Erik Wesselius, Corporate Europe Observatory (EN, NL) Tel : +31 30 2364422, email@example.com
Andy Rowell, Spinwatch (EN) Tel: +44 7939529349 firstname.lastname@example.org
Nina Katzemich, LobbyControl (DE, EN) Tel: +49(0)221/1696507, +49(0)179/5093022, email@example.com
1: The Sunday Times yesterday revealed that three MEPs have accepted secret payments in return for putting forward amendments to undermine consumer protection in a directive on banking rules. Videos released by Sunday Times confirm that MEPs Strasser, Severin and Thaler agreed to corruption after being offered large sums of money by journalists from the newspaper’s respected Insight investigative team had posed as financial lobbyists.

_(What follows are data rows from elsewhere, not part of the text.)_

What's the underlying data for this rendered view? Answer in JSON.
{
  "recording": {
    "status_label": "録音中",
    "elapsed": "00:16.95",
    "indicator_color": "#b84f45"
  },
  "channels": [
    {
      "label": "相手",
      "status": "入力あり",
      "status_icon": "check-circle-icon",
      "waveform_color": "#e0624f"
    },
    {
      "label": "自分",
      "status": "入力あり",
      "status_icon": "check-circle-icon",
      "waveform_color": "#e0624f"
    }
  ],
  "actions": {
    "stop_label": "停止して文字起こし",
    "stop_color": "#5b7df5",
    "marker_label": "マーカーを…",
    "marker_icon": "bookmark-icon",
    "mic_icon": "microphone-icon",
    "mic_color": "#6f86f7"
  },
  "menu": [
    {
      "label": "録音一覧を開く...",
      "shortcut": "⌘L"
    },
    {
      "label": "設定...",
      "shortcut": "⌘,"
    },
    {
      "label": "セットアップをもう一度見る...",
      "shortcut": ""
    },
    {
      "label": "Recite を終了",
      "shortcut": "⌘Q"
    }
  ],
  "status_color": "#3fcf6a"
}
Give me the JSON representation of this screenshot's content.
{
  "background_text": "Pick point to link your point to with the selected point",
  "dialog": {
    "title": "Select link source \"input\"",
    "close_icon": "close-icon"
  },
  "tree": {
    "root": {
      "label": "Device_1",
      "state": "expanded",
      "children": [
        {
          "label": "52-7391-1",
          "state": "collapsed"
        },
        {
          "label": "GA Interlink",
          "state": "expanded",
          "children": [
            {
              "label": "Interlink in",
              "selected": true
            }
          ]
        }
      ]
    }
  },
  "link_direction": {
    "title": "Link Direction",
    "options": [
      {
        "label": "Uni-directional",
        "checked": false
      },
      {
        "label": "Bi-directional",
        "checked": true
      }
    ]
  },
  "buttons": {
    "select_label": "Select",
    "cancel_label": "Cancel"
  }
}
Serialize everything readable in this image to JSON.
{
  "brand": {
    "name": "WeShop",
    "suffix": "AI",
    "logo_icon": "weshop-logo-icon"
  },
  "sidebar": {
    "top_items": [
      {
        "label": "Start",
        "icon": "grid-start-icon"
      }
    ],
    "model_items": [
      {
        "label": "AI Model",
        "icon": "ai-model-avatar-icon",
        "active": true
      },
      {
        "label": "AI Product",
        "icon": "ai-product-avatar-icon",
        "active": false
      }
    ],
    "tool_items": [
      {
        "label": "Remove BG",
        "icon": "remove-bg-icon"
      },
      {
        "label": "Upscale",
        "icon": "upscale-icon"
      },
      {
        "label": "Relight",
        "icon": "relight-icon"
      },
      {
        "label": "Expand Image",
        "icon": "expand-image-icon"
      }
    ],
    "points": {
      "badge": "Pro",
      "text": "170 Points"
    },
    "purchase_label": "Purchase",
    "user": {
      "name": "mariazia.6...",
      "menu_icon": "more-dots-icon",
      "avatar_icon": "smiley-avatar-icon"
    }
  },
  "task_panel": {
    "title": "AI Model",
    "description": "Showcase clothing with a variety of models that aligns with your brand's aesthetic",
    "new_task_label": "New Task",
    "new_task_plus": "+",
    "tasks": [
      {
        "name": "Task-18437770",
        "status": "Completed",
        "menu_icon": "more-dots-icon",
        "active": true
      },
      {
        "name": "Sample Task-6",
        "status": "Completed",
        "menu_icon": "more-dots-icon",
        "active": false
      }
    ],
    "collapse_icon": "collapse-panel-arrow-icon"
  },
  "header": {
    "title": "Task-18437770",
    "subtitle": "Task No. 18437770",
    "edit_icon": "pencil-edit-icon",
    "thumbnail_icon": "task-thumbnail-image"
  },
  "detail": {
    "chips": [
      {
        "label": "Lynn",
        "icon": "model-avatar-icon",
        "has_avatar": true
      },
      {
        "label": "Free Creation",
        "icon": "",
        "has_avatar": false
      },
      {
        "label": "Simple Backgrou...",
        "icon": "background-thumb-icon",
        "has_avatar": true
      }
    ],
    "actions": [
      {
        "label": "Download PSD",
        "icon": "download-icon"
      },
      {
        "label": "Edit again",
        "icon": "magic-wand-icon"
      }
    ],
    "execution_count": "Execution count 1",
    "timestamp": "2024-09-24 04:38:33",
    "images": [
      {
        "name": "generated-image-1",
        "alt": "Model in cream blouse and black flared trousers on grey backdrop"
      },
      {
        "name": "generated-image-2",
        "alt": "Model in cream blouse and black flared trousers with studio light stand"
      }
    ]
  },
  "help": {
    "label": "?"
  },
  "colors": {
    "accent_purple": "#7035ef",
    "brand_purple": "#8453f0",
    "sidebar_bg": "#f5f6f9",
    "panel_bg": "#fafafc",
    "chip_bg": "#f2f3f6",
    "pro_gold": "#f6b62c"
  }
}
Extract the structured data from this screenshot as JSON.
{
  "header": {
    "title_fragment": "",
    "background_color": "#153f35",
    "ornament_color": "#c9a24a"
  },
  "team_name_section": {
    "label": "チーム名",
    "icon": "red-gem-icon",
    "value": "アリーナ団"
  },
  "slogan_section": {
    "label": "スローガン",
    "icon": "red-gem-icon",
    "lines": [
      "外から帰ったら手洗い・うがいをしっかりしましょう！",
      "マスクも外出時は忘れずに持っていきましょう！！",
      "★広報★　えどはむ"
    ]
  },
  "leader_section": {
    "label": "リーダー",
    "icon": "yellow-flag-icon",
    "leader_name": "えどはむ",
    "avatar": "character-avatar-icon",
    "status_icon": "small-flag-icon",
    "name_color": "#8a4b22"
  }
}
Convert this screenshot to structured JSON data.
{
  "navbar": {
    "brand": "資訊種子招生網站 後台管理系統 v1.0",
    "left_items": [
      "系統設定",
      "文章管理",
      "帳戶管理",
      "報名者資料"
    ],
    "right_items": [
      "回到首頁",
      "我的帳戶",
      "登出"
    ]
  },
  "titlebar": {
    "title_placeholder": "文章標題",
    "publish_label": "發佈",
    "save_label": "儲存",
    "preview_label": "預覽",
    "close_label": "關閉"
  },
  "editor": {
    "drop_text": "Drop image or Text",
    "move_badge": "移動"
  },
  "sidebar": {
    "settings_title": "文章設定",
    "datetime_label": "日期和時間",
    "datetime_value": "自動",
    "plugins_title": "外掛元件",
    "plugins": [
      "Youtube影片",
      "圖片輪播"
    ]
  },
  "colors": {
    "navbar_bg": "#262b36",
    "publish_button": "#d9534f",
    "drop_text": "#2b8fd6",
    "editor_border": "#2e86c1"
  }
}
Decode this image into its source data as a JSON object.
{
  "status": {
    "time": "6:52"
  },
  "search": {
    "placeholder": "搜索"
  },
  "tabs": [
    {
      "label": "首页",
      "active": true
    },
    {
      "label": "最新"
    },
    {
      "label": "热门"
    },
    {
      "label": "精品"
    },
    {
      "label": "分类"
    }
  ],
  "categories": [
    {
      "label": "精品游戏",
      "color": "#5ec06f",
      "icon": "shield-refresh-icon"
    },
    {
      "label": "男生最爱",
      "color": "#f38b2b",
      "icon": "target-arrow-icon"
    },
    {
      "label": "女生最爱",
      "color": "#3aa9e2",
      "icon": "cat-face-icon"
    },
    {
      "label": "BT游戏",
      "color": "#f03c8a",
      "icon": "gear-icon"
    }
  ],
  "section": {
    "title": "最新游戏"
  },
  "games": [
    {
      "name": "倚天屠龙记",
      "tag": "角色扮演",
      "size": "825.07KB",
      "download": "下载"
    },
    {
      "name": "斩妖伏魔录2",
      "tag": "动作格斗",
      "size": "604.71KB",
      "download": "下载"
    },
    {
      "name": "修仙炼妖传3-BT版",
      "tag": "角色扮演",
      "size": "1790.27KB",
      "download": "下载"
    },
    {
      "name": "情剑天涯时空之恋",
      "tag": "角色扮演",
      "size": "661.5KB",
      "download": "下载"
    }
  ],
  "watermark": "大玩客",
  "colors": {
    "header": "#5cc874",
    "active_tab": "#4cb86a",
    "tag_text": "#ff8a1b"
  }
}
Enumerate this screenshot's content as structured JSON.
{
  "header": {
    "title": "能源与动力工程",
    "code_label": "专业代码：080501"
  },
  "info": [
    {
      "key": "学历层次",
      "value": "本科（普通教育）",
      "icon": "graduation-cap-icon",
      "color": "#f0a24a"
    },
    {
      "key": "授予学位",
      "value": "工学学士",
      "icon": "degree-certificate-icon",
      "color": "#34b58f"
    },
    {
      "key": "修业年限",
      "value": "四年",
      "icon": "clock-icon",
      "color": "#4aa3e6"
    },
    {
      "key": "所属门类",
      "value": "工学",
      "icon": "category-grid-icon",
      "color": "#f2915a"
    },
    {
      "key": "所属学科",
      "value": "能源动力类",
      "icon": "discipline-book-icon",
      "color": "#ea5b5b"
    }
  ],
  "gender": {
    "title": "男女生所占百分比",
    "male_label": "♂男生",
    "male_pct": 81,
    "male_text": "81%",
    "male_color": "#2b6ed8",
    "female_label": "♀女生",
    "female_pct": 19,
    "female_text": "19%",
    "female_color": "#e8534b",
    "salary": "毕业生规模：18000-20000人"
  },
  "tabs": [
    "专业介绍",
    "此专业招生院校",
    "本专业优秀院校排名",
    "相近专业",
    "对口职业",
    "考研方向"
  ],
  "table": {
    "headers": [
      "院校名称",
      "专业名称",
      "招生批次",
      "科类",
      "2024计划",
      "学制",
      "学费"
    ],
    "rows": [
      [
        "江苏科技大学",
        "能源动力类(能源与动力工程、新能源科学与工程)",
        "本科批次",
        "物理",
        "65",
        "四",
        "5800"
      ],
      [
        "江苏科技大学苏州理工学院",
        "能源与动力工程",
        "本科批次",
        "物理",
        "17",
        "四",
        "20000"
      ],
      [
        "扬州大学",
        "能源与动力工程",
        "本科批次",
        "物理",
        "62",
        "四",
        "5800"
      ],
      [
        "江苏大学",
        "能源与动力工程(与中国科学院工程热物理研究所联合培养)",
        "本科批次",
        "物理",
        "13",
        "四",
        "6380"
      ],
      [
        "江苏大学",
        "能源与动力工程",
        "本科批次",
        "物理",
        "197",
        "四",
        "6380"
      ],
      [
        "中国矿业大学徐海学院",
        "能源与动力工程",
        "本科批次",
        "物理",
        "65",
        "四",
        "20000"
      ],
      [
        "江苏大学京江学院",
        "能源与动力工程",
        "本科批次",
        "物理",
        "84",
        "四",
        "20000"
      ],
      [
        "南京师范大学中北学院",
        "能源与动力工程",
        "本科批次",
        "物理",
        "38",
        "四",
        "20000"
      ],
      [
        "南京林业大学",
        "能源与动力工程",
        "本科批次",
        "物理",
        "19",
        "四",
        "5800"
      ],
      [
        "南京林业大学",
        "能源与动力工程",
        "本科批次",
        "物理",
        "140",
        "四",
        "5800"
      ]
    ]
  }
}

2: ALTER-EU’s demands for upgrading European Parliament transparency and ethics rules to prevent conflicts of interest include: “The European Parliament needs stronger transparency and ethics rules, for instance to ensure that MEPs do not receive money, gifts, or hospitality from industries they are regulating. MEPs should put their shares in a blind trust if they are related to their work in the Parliament and Rapporteurs on parliamentary reports should not have a financial interest in the industry affected by the legislation at stake. Effective transparency and ethics rules are needed for Intergroups and other cross-party groups involving MEPs and lobbyists.” See http://www.alter-eu.org/documents/2010/06/01/ending-corporate-lobbying-privileges-and-secrecy-10-steps
3: Examples include Edward Scicluna, who sits on the parliament's Economic and Monetary Affairs Committee and co-wrote laws for hedge funds last year. Scicluna is also the chairman of two investment funds run by HSBC. “Special report - How lobbyists rewrite Europe's laws”, Reuters, March 18 2011.